The University-Community Working Group, established by UVa President Jim Ryan in the fall, met Thursday at Charlottesville High School to summarize the report for the community and to answer community questions. Roughly 40 to 50 people attended, working group appointees sitting next to members of the community in a circle of chairs.

Several community members asked the working group to keep their channel of communication with the president open.

“He is a busy man. There are lots of things on his plate, and I do think that the working group is going to have to check in regularly with him so this [report] isn’t put on the shelf,” said community member Perri Rush Brown.

“If the working group doesn’t do it, yeah, I guess I could mosey on up to his door and see what’s happening with it, but I think that your work isn’t done here. I don’t know who else would do it.”

Charlene Green, who manages the Charlottesville Office of Human Rights and is a member of the working group, has experienced multiple rounds of advising UVa presidents and maintaining accountability.

Green was part of the commission that created the university’s Chief Office for Diversity and Equity under President John Casteen. She said that when Teresa A. Sullivan became president, there was a plan to reorganize the administration so the equity office did not report directly to the president.

“That small group of us got together and we said it’s time to knock on the president’s door,” Green said.

The priorities the working group outlined in the report, based on community surveys, were equal access to jobs, housing, health care and education.
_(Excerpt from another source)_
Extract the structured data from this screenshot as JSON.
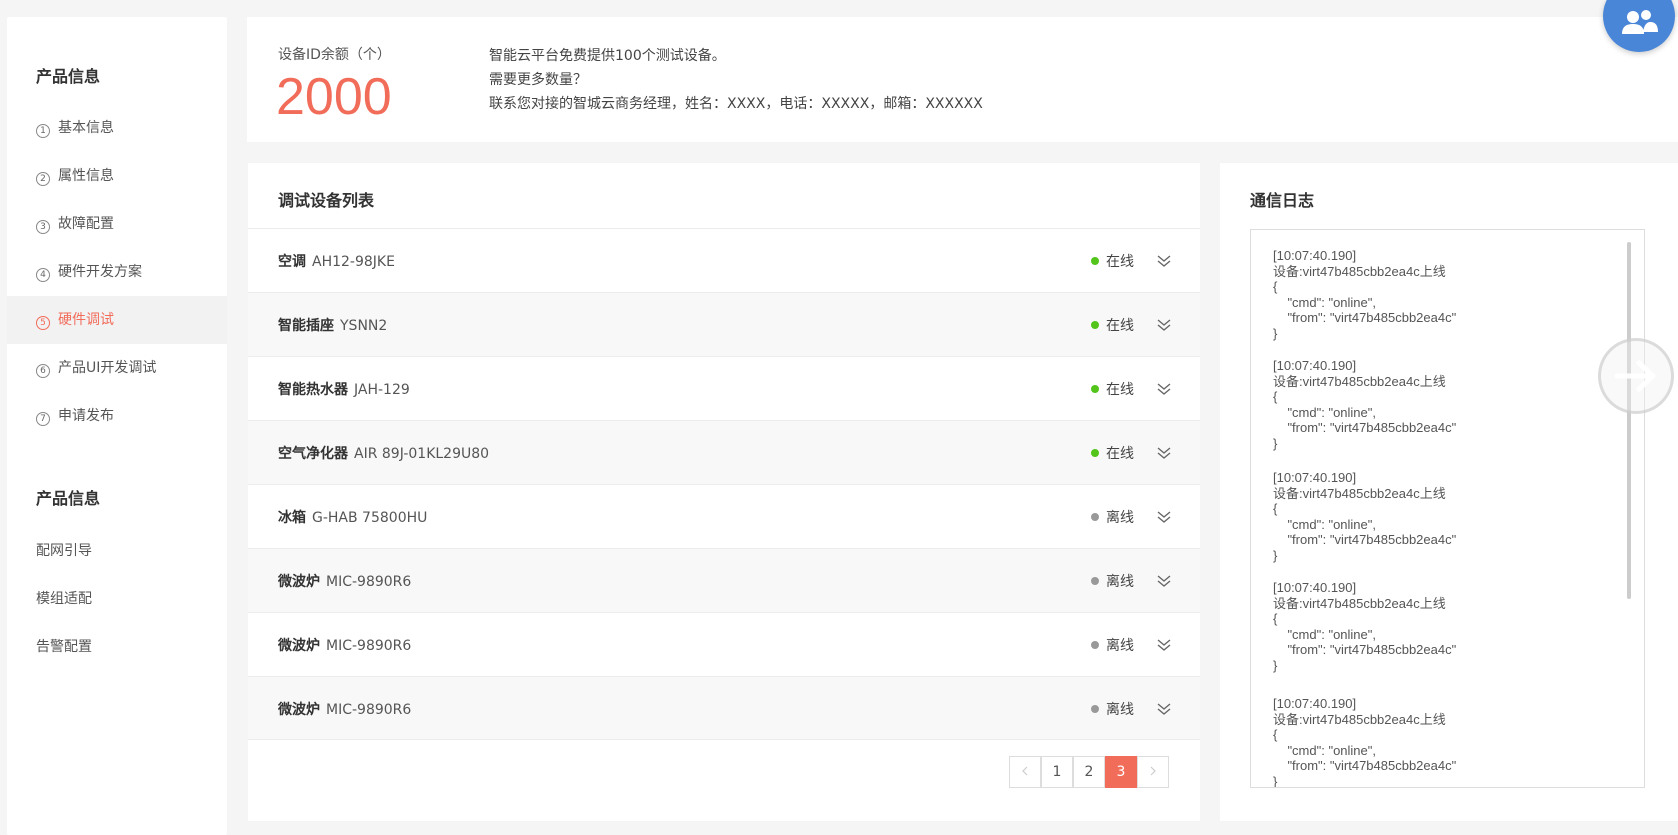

One week after the release of the report, on March 7, the president and the Board of Visitors announced that the university was raising the minimum wage of its full-time employees to $15 an hour.

Green said that the community has to keep the expectation of action alive, in case the working group eventually disperses.

“I think if we don’t hold the powers-that-be’s feet to the fire and say, ‘You said you were going to do these things, and it hasn’t been done.’ I think that’s going to push us back in ways that we can’t even begin to measure,” Green said.

Working group members described the reluctance of many older African-American community members to take the working group’s survey, citing the many surveys they had contributed to without seeing anything change.

Reporting back to the community was one way of showing transparency and accountability, said Brennan Gould, committee member and president of the Charlottesville Area Community Foundation. The working group also is sending out the report through organizations, like the Charlottesville Food Justice Network and the Albemarle County Board of Supervisors, that helped collect online survey responses.

Several event attendees said that they walked away from the conversation feeling hopeful.

“I wanted to thank you guys for your hard work, all of you that were on the committee,” attendee Nicole Robinson said at the end of the event.

Working group members said that they will be watching where community priorities fit into Ryan’s strategic plan. The expected date of completion for a draft plan is June.